## Assigned task
Copy out once more, exactly, the line with "Enumerate this screenshot's" and all the lines after it, up to the last line of the data.

Saved data entries
---
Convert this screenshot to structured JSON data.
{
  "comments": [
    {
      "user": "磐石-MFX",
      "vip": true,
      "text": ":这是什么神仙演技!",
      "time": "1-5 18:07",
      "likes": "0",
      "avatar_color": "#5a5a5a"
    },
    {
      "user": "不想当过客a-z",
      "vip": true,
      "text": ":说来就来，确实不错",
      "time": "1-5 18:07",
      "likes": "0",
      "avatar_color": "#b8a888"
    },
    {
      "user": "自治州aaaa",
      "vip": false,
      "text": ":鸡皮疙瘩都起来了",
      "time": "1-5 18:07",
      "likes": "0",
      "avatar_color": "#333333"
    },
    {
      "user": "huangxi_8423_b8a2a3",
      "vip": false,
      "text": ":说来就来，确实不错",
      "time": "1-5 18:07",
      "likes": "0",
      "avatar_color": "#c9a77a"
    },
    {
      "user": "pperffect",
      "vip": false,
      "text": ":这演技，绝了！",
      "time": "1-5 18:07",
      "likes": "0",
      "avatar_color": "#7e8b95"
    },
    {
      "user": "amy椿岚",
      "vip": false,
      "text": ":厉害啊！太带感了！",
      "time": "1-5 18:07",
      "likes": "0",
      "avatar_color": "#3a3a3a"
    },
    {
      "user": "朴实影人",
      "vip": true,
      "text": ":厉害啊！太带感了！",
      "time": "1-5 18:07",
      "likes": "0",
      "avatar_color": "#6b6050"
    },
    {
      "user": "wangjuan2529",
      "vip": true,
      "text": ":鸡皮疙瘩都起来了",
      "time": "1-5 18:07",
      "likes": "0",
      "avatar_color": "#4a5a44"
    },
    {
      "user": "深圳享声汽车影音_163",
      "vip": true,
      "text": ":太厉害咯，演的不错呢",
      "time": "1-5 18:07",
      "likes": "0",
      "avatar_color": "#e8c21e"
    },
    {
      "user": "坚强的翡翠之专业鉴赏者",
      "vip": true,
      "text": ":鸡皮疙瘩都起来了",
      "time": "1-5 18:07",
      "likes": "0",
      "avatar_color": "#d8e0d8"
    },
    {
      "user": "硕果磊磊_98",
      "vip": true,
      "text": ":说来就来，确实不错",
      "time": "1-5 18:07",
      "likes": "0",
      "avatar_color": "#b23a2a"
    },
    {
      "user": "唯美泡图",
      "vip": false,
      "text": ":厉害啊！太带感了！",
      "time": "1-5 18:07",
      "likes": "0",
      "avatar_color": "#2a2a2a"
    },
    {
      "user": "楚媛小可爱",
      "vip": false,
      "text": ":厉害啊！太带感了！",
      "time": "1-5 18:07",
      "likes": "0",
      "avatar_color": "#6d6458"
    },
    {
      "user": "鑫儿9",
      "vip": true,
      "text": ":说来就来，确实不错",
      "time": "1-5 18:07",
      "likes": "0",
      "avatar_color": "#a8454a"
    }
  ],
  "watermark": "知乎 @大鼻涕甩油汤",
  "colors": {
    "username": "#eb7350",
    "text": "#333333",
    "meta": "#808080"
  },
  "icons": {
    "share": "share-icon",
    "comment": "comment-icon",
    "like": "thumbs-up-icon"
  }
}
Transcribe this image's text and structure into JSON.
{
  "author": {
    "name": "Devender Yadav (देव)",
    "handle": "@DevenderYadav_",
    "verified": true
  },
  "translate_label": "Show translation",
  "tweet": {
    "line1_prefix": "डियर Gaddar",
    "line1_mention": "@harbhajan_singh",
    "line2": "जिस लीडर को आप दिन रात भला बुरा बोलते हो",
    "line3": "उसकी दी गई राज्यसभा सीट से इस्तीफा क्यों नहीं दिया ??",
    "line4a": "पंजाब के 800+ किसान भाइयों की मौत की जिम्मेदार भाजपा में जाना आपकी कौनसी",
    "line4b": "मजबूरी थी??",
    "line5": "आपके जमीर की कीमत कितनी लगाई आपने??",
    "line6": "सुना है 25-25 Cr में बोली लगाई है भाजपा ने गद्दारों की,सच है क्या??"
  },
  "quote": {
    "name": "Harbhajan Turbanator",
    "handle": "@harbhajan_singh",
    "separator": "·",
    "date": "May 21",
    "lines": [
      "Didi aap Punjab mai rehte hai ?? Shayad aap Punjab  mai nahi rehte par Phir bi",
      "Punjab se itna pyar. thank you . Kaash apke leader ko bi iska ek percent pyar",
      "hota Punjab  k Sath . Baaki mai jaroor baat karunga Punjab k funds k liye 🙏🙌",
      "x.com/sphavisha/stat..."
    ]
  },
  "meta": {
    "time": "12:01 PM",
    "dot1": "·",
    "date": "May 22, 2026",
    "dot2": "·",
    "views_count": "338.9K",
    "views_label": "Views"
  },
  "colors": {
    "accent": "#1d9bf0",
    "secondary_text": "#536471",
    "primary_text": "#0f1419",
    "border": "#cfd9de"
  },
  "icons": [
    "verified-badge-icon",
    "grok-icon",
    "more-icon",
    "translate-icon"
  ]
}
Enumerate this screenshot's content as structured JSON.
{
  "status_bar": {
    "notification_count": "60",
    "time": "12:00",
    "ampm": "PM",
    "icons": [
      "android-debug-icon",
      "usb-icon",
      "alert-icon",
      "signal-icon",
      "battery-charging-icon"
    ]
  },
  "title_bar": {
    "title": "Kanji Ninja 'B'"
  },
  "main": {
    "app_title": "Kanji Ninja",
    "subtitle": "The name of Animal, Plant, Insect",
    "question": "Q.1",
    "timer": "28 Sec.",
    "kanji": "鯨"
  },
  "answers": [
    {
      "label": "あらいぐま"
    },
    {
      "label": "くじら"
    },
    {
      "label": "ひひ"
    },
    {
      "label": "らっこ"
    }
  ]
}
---
## Result of the exercise
Enumerate this screenshot's content as structured JSON.
{
  "status_bar": {
    "notification_count": "60",
    "time": "12:00",
    "ampm": "PM",
    "icons": [
      "android-debug-icon",
      "usb-icon",
      "alert-icon",
      "signal-icon",
      "battery-charging-icon"
    ]
  },
  "title_bar": {
    "title": "Kanji Ninja 'B'"
  },
  "main": {
    "app_title": "Kanji Ninja",
    "subtitle": "The name of Animal, Plant, Insect",
    "question": "Q.1",
    "timer": "28 Sec.",
    "kanji": "鯨"
  },
  "answers": [
    {
      "label": "あらいぐま"
    },
    {
      "label": "くじら"
    },
    {
      "label": "ひひ"
    },
    {
      "label": "らっこ"
    }
  ]
}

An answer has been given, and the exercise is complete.